Next, create a new Swift file and name it "FilesTableViewController". This will be our subclass of TableViewController. Replace any existing code in your FilesTableViewController.swift file with the following:

Make sure that the table view controller in your storyboard is the same one that you just subclassed. To do so, click on the table view controller in the Storyboard file and change its class to "FilesTableViewController" in the Inspector.

Notice I created an array which holds objects of type MSSharePointItem. This array is going to hold information about my files from SharePoint. Till now, I haven't made any API calls to the Office 365 server to populate it, so it'll remain empty. Run it and you will see that the app runs successfully - but nothing shows up in the table yet.

Now, let's actually add code to authenticate to Active Directory and get the Office 365 files. 

Go to ViewController.swift. We're going to add code that automatically signs the user in. Replace the contents of ViewController.swift with the following:

Note that I'm able to make a call to the Office 365 Objective-C library with the bridging header that we created earlier. This allowed me to write a bunch of method calls to the library in Swift. If you're not sure what the method signature of an Objective-C method is in Swift, use intellisense/autocomplete to help you.
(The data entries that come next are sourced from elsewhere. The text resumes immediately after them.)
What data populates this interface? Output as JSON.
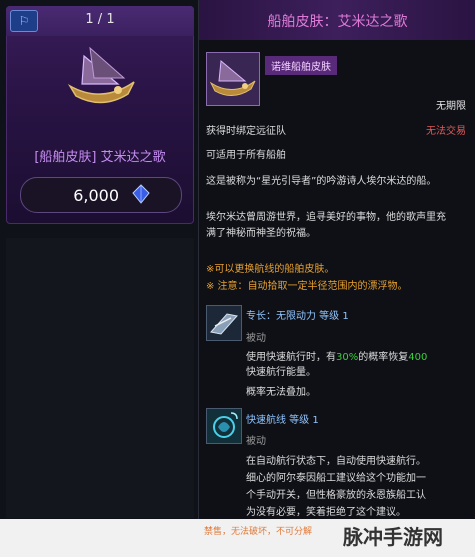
{
  "card": {
    "badge": "⚐",
    "count": "1 / 1",
    "title": "[船舶皮肤] 艾米达之歌",
    "price": "6,000"
  },
  "tooltip": {
    "header": "船舶皮肤：艾米达之歌",
    "item_name": "诺维船舶皮肤",
    "limit": "无期限",
    "bind": "获得时绑定远征队",
    "trade": "无法交易",
    "applicable": "可适用于所有船舶",
    "desc1": "这是被称为“星光引导者”的吟游诗人埃尔米达的船。",
    "desc2": "埃尔米达曾周游世界，追寻美好的事物，他的歌声里充",
    "desc3": "满了神秘而神圣的祝福。",
    "note1": "※可以更换航线的船舶皮肤。",
    "note2_prefix": "※ 注意：",
    "note2": "自动拾取一定半径范围内的漂浮物。",
    "skill1": {
      "name": "专长：无限动力 等级 1",
      "type": "被动",
      "line1_a": "使用快速航行时，有",
      "line1_pct": "30%",
      "line1_b": "的概率恢复",
      "line1_num": "400",
      "line2": "快速航行能量。",
      "line3": "概率无法叠加。"
    },
    "skill2": {
      "name": "快速航线 等级 1",
      "type": "被动",
      "line1": "在自动航行状态下，自动使用快速航行。",
      "line2": "细心的阿尔泰因船工建议给这个功能加一",
      "line3": "个手动开关，但性格豪放的永恩族船工认",
      "line4": "为没有必要，笑着拒绝了这个建议。"
    }
  },
  "footer": {
    "note": "禁售，无法破坏，不可分解",
    "watermark": "脉冲手游网"
  }
}
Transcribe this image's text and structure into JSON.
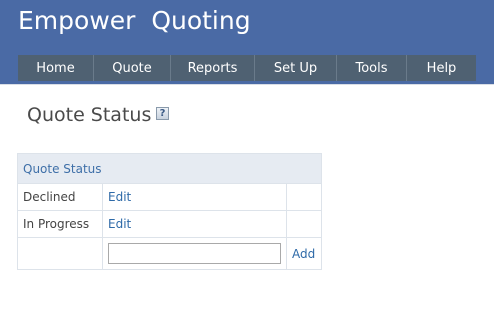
{
  "header": {
    "app_title": "Empower  Quoting",
    "background_color": "#4a6aa5",
    "nav_background_color": "#4f6172"
  },
  "nav": {
    "items": [
      {
        "label": "Home"
      },
      {
        "label": "Quote"
      },
      {
        "label": "Reports"
      },
      {
        "label": "Set Up"
      },
      {
        "label": "Tools"
      },
      {
        "label": "Help"
      }
    ]
  },
  "page": {
    "title": "Quote Status",
    "help_icon": "help-question-icon",
    "help_glyph": "?"
  },
  "table": {
    "header": "Quote Status",
    "rows": [
      {
        "status": "Declined",
        "action": "Edit"
      },
      {
        "status": "In Progress",
        "action": "Edit"
      }
    ],
    "new_row": {
      "input_value": "",
      "add_label": "Add"
    },
    "link_color": "#2e6aa8"
  }
}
Before you run this, though, you have to create an app in Azure AD. Read this article that I recently published for a step-by-step on how to do this (you'll want to start from Step 6 in that article). Once you have the app created, replace the variables in the code above with ones specific to your tenant and app in Azure AD.

Now, go back to FilesTableViewController.swift. Let's add code here to actually make an API request to the Office 365 Files API endpoint and return a list of our files. As I said earlier, what's great about using an SDK is that you don't have to construct HTTP requests by yourself; instead you can use the objects that the SDK provides to abstract this underlying implementation away.

Add the following chunk of code to after self.tableview.registerClass in the viewDidLoad method of FilesTableViewController.swift:

Run the app and you'll get a sign-in screen:

After you sign in, click "Get Files", and a list of your files will show.

That's it! Once again, if you want to download the project, it's on GitHub. If you have any questions, leave them in the Comments below.